■ Records to use ■
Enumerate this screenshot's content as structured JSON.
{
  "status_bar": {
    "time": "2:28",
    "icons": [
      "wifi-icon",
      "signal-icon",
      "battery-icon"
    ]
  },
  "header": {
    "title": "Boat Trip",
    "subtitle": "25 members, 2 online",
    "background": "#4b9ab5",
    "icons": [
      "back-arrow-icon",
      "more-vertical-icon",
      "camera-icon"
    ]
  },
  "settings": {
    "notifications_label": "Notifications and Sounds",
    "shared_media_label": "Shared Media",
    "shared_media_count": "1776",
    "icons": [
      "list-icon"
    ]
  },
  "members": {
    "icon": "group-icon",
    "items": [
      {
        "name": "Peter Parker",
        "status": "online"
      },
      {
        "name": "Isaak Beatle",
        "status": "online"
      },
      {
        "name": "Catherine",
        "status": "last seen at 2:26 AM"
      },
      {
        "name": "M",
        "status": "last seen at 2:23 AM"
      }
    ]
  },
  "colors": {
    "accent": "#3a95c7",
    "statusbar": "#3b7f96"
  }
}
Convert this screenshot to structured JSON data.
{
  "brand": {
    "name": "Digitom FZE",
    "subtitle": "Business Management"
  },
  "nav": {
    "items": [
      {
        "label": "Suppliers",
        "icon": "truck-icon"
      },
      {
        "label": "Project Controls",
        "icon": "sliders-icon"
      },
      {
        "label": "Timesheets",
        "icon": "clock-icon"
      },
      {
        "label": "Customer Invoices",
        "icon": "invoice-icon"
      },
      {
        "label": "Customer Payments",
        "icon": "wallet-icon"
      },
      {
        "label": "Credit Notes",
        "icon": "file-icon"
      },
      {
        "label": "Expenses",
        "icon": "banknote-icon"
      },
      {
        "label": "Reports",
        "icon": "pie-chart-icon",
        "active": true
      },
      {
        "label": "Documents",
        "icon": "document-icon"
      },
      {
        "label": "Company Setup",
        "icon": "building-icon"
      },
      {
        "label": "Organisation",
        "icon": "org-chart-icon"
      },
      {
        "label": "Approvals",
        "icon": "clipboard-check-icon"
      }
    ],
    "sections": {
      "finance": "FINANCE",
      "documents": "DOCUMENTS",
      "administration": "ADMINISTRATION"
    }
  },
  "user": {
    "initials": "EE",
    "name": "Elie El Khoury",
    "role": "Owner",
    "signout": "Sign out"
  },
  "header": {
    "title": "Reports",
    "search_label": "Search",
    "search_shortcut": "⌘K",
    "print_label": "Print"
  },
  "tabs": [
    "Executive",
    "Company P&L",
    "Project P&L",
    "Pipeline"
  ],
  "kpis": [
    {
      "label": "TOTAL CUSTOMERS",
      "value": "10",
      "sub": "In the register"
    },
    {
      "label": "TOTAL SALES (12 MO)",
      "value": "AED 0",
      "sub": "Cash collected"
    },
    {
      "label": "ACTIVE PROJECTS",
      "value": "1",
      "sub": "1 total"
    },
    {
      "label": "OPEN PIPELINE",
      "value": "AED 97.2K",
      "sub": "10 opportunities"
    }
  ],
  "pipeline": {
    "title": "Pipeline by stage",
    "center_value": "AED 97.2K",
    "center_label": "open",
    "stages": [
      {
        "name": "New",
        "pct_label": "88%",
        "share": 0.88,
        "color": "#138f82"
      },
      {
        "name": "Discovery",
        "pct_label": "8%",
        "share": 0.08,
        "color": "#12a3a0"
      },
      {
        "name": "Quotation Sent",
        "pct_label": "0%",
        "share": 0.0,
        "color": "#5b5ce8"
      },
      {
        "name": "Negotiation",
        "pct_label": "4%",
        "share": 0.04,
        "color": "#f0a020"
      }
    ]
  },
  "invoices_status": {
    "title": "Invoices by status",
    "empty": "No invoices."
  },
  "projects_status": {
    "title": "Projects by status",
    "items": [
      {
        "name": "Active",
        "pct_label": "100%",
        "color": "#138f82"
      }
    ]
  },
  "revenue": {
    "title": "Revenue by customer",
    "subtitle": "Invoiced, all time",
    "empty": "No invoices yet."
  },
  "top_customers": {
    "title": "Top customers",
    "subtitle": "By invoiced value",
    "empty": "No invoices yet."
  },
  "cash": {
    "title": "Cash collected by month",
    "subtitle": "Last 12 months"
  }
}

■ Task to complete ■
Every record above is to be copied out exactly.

■ Your solution ■
Enumerate this screenshot's content as structured JSON.
{
  "status_bar": {
    "time": "2:28",
    "icons": [
      "wifi-icon",
      "signal-icon",
      "battery-icon"
    ]
  },
  "header": {
    "title": "Boat Trip",
    "subtitle": "25 members, 2 online",
    "background": "#4b9ab5",
    "icons": [
      "back-arrow-icon",
      "more-vertical-icon",
      "camera-icon"
    ]
  },
  "settings": {
    "notifications_label": "Notifications and Sounds",
    "shared_media_label": "Shared Media",
    "shared_media_count": "1776",
    "icons": [
      "list-icon"
    ]
  },
  "members": {
    "icon": "group-icon",
    "items": [
      {
        "name": "Peter Parker",
        "status": "online"
      },
      {
        "name": "Isaak Beatle",
        "status": "online"
      },
      {
        "name": "Catherine",
        "status": "last seen at 2:26 AM"
      },
      {
        "name": "M",
        "status": "last seen at 2:23 AM"
      }
    ]
  },
  "colors": {
    "accent": "#3a95c7",
    "statusbar": "#3b7f96"
  }
}
Convert this screenshot to structured JSON data.
{
  "brand": {
    "name": "Digitom FZE",
    "subtitle": "Business Management"
  },
  "nav": {
    "items": [
      {
        "label": "Suppliers",
        "icon": "truck-icon"
      },
      {
        "label": "Project Controls",
        "icon": "sliders-icon"
      },
      {
        "label": "Timesheets",
        "icon": "clock-icon"
      },
      {
        "label": "Customer Invoices",
        "icon": "invoice-icon"
      },
      {
        "label": "Customer Payments",
        "icon": "wallet-icon"
      },
      {
        "label": "Credit Notes",
        "icon": "file-icon"
      },
      {
        "label": "Expenses",
        "icon": "banknote-icon"
      },
      {
        "label": "Reports",
        "icon": "pie-chart-icon",
        "active": true
      },
      {
        "label": "Documents",
        "icon": "document-icon"
      },
      {
        "label": "Company Setup",
        "icon": "building-icon"
      },
      {
        "label": "Organisation",
        "icon": "org-chart-icon"
      },
      {
        "label": "Approvals",
        "icon": "clipboard-check-icon"
      }
    ],
    "sections": {
      "finance": "FINANCE",
      "documents": "DOCUMENTS",
      "administration": "ADMINISTRATION"
    }
  },
  "user": {
    "initials": "EE",
    "name": "Elie El Khoury",
    "role": "Owner",
    "signout": "Sign out"
  },
  "header": {
    "title": "Reports",
    "search_label": "Search",
    "search_shortcut": "⌘K",
    "print_label": "Print"
  },
  "tabs": [
    "Executive",
    "Company P&L",
    "Project P&L",
    "Pipeline"
  ],
  "kpis": [
    {
      "label": "TOTAL CUSTOMERS",
      "value": "10",
      "sub": "In the register"
    },
    {
      "label": "TOTAL SALES (12 MO)",
      "value": "AED 0",
      "sub": "Cash collected"
    },
    {
      "label": "ACTIVE PROJECTS",
      "value": "1",
      "sub": "1 total"
    },
    {
      "label": "OPEN PIPELINE",
      "value": "AED 97.2K",
      "sub": "10 opportunities"
    }
  ],
  "pipeline": {
    "title": "Pipeline by stage",
    "center_value": "AED 97.2K",
    "center_label": "open",
    "stages": [
      {
        "name": "New",
        "pct_label": "88%",
        "share": 0.88,
        "color": "#138f82"
      },
      {
        "name": "Discovery",
        "pct_label": "8%",
        "share": 0.08,
        "color": "#12a3a0"
      },
      {
        "name": "Quotation Sent",
        "pct_label": "0%",
        "share": 0.0,
        "color": "#5b5ce8"
      },
      {
        "name": "Negotiation",
        "pct_label": "4%",
        "share": 0.04,
        "color": "#f0a020"
      }
    ]
  },
  "invoices_status": {
    "title": "Invoices by status",
    "empty": "No invoices."
  },
  "projects_status": {
    "title": "Projects by status",
    "items": [
      {
        "name": "Active",
        "pct_label": "100%",
        "color": "#138f82"
      }
    ]
  },
  "revenue": {
    "title": "Revenue by customer",
    "subtitle": "Invoiced, all time",
    "empty": "No invoices yet."
  },
  "top_customers": {
    "title": "Top customers",
    "subtitle": "By invoiced value",
    "empty": "No invoices yet."
  },
  "cash": {
    "title": "Cash collected by month",
    "subtitle": "Last 12 months"
  }
}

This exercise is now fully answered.